McCain also told the veterans: "Behind all of these claims and positions by Senator Obama lies the ambition to be president." As if McCain hasn't been ambitious in pursuing the White House? In fact, nearly every move McCain has made since he was defeated by Bush in the 2000 race for the GOP nomination has been pointed towards winning the presidency. The list of his flip-flops is lengthy, but amongst the baldest examples of McCain selling out his past ideals for his presidential ambitions are his embrace of Jerry Falwell and Pat Robertson after earlier calling them "agents of intolerance," his support of making Bush's tax cuts for the rich permanent after he had voted against them at their inception, his vote against an anti-torture bill after he had been a vocal opponent of torture for his entire political career, his decision to abandon the campaign finance reform bill that was named after him, and his move during this year's GOP primaries to distance himself from his own immigration reform legislation, even saying at one point that he would not vote for the same bill if it came up for a vote then.
Again, McCain can make remarks that are obviously, on their face, untrue, but he is not taken to task for his actions.
The G.I. Bill wasn't the only issue McCain was dishonest about when he spoke to the veterans yesterday. He accused Obama of shifting positions on Iraq, when it is McCain who has gone from "they'll welcome us as liberators" and "the war will be easy" declarations in 2003 to his "we knew it would be a long and tough war all along" laments of 2007. He also talked about Obama wanting to "legislate" defeat, when it is McCain's narrative of "winning" in Iraq and the success of the surge that ignores the fact that the goals stated by Bush in his January 10, 2007 address to the American people announcing the surge have not been met (a point noted in a report released by the nonpartisan U.S. Government Accounting Office (GAO), which, I noted on June 24, found that things aren't as rosy in Iraq as McCain would have you believe). And McCain questioned Obama's judgment while referencing the crisis in Georgia, even though it was the Bush-McCain foreign policy that mired the U.S. in Iraq and left its military too weak to address any other threats, including the one posed by the Russians. (I discussed the U.S. military's historically low levels of preparedness in more detail here.) Of course, that doesn't even take into account the fact that one of McCain's top foreign policy advisers, Randall Scheunemann, has been paid nearly $1 million by the Georgian government since 2004 to lobby for the country (taking a payment as recently as April 17 of this year), which leaves McCain's tough talk on behalf of Georgia feeling bought and paid for.
Backlash against McCain for any of these statements or actions? Nope.
So we're left with this conundrum: If Britney Spears or Paris Hilton were to lie about their virginity status, the media and public would go into apoplexy, but the Republican nominee for the presidency can be equally dishonest about important policy issues, and virtually nobody says a word.
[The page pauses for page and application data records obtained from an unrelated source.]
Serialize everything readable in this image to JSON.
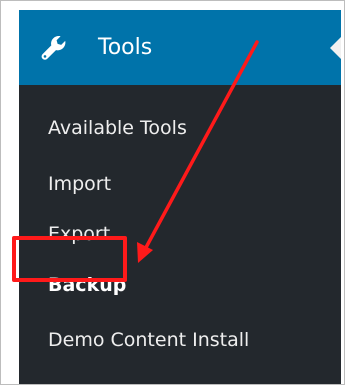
{
  "menu": {
    "title": "Tools",
    "icon": "wrench-icon",
    "items": [
      {
        "label": "Available Tools",
        "current": false
      },
      {
        "label": "Import",
        "current": false
      },
      {
        "label": "Export",
        "current": false
      },
      {
        "label": "Backup",
        "current": true
      },
      {
        "label": "Demo Content Install",
        "current": false
      }
    ]
  },
  "annotation": {
    "color": "#ff1a1a",
    "target": "Backup"
  },
  "colors": {
    "header_bg": "#0073aa",
    "sidebar_bg": "#23282d",
    "text": "#eeeeee"
  }
}
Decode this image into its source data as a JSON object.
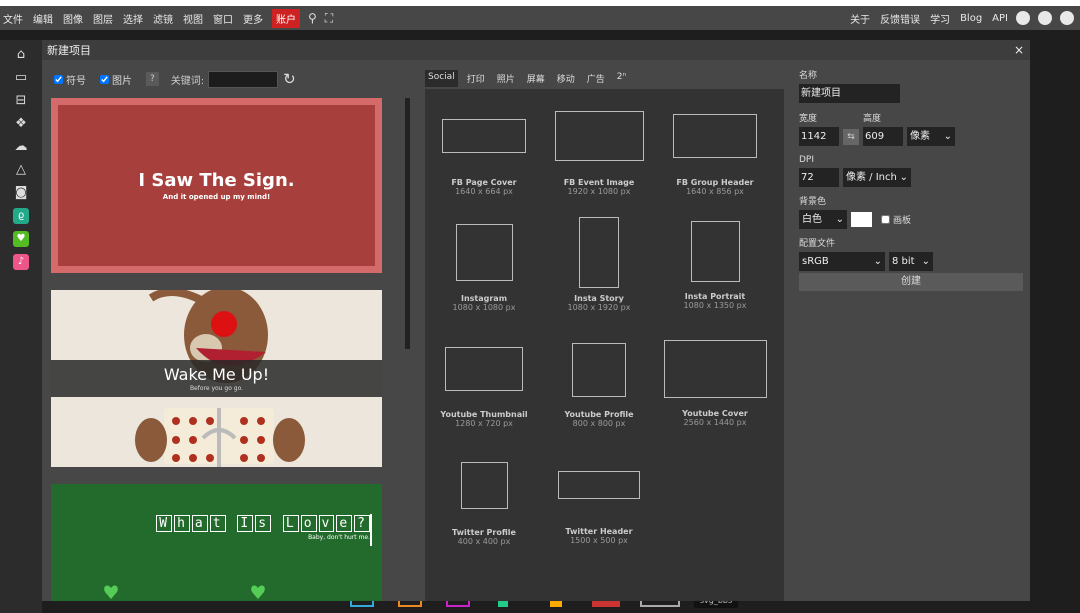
{
  "menubar": {
    "items": [
      "文件",
      "编辑",
      "图像",
      "图层",
      "选择",
      "滤镜",
      "视图",
      "窗口",
      "更多"
    ],
    "account": "账户",
    "right_links": [
      "关于",
      "反馈错误",
      "学习",
      "Blog",
      "API"
    ]
  },
  "dialog": {
    "title": "新建项目",
    "close": "×"
  },
  "templates": {
    "filter_symbol": "符号",
    "filter_picture": "图片",
    "help": "?",
    "keyword_label": "关键词:",
    "keyword_value": "",
    "cards": [
      {
        "title": "I Saw The Sign.",
        "subtitle": "And it opened up my mind!"
      },
      {
        "title": "Wake Me Up!",
        "subtitle": "Before you go go."
      },
      {
        "title_letters": [
          "W",
          "h",
          "a",
          "t",
          "I",
          "s",
          "L",
          "o",
          "v",
          "e",
          "?"
        ],
        "subtitle": "Baby, don't hurt me."
      }
    ]
  },
  "tabs": [
    "Social",
    "打印",
    "照片",
    "屏幕",
    "移动",
    "广告",
    "2ⁿ"
  ],
  "active_tab": "Social",
  "presets": [
    {
      "name": "FB Page Cover",
      "size": "1640 x 664 px"
    },
    {
      "name": "FB Event Image",
      "size": "1920 x 1080 px"
    },
    {
      "name": "FB Group Header",
      "size": "1640 x 856 px"
    },
    {
      "name": "Instagram",
      "size": "1080 x 1080 px"
    },
    {
      "name": "Insta Story",
      "size": "1080 x 1920 px"
    },
    {
      "name": "Insta Portrait",
      "size": "1080 x 1350 px"
    },
    {
      "name": "Youtube Thumbnail",
      "size": "1280 x 720 px"
    },
    {
      "name": "Youtube Profile",
      "size": "800 x 800 px"
    },
    {
      "name": "Youtube Cover",
      "size": "2560 x 1440 px"
    },
    {
      "name": "Twitter Profile",
      "size": "400 x 400 px"
    },
    {
      "name": "Twitter Header",
      "size": "1500 x 500 px"
    }
  ],
  "form": {
    "name_label": "名称",
    "name_value": "新建项目",
    "width_label": "宽度",
    "width_value": "1142",
    "height_label": "高度",
    "height_value": "609",
    "unit_value": "像素",
    "dpi_label": "DPI",
    "dpi_value": "72",
    "dpi_unit": "像素 / Inch",
    "bg_label": "背景色",
    "bg_value": "白色",
    "bg_color": "#ffffff",
    "canvas_label": "画板",
    "profile_label": "配置文件",
    "profile_value": "sRGB",
    "depth_value": "8 bit",
    "create_label": "创建"
  },
  "bottom": {
    "svg_label": "svg_bbs"
  },
  "colors": {
    "account": "#cc2222",
    "dialog_bg": "#474747",
    "panel_bg": "#333333"
  }
}
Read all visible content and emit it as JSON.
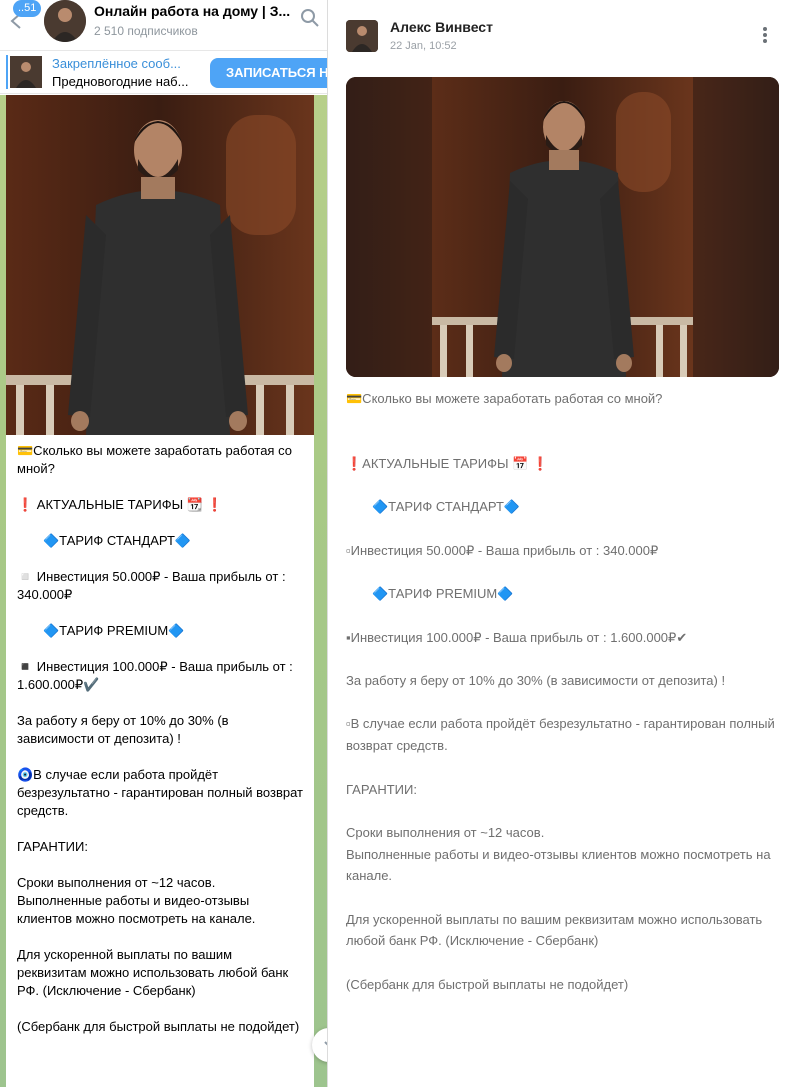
{
  "chat_header": {
    "unread_count": "..51",
    "channel_title": "Онлайн работа на дому | З...",
    "subscribers": "2 510 подписчиков"
  },
  "pinned": {
    "title": "Закреплённое сооб...",
    "text": "Предновогодние наб...",
    "subscribe_label": "ЗАПИСАТЬСЯ НА"
  },
  "message": {
    "lines": [
      "💳Сколько вы можете заработать работая со мной?",
      "",
      "❗️ АКТУАЛЬНЫЕ ТАРИФЫ 📆 ❗️",
      "",
      "🔷ТАРИФ СТАНДАРТ🔷",
      "",
      "◽️ Инвестиция 50.000₽ - Ваша прибыль от : 340.000₽",
      "",
      "🔷ТАРИФ PREMIUM🔷",
      "",
      "◾️ Инвестиция 100.000₽ - Ваша прибыль от : 1.600.000₽✔️",
      "",
      "За работу я беру от 10% до 30% (в зависимости  от  депозита)  !",
      "",
      "🧿В случае если работа пройдёт безрезультатно - гарантирован полный возврат средств.",
      "",
      "ГАРАНТИИ:",
      "",
      "Сроки выполнения от ~12 часов.",
      "Выполненные работы и видео-отзывы клиентов можно посмотреть на канале.",
      "",
      "Для ускоренной выплаты по вашим реквизитам можно использовать любой банк РФ.  (Исключение - Сбербанк)",
      "",
      "(Сбербанк для быстрой выплаты не подойдет)"
    ]
  },
  "post": {
    "author": "Алекс Винвест",
    "date": "22 Jan, 10:52",
    "lines": [
      "💳Сколько вы можете заработать работая со мной?",
      "",
      "",
      "❗АКТУАЛЬНЫЕ ТАРИФЫ 📅 ❗",
      "",
      "🔷ТАРИФ СТАНДАРТ🔷",
      "",
      "▫Инвестиция 50.000₽ - Ваша прибыль от : 340.000₽",
      "",
      "🔷ТАРИФ PREMIUM🔷",
      "",
      "▪Инвестиция 100.000₽ - Ваша прибыль от : 1.600.000₽✔",
      "",
      "За работу я беру от 10% до 30% (в зависимости  от  депозита)  !",
      "",
      "▫В случае если работа пройдёт безрезультатно - гарантирован полный возврат средств.",
      "",
      "ГАРАНТИИ:",
      "",
      "Сроки выполнения от ~12 часов.",
      "Выполненные работы и видео-отзывы клиентов можно посмотреть на канале.",
      "",
      "Для ускоренной выплаты по вашим реквизитам можно использовать любой банк РФ. (Исключение - Сбербанк)",
      "",
      "(Сбербанк для быстрой выплаты не подойдет)"
    ]
  },
  "colors": {
    "accent": "#4ea4f6",
    "pinned_title": "#3a8fd9",
    "chat_background": "#a8c986",
    "post_text": "#6f6f6f"
  },
  "icons": {
    "back": "arrow-left-icon",
    "search": "search-icon",
    "more": "more-vertical-icon",
    "scroll": "chevron-down-icon"
  }
}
And if an NBC reporter with a conservative bent, Andrea Mitchell, even suggests that there is a possibility that McCain might not have been in a sound-proof area during Obama's appearance at Rick Warren's faith forum, the McCain campaign responds with a letter charging bias in the press. The McCain campaign seems to think that getting a free ride from the media is its birthright.
Sadly, I think the answer to this disparity lies in the interests of Americans. If voters cared as much about the issues facing our country as they did about Spears and Hilton, the candidates' positions and statements would get the same level of scrutiny the media now focuses on celebutantes and their sex lives. Hopefully Americans will become more engaged as the election nears, at least enough to get McCain to start telling the truth. The more honest McCain is about his beliefs and record, the better it is for the Obama campaign.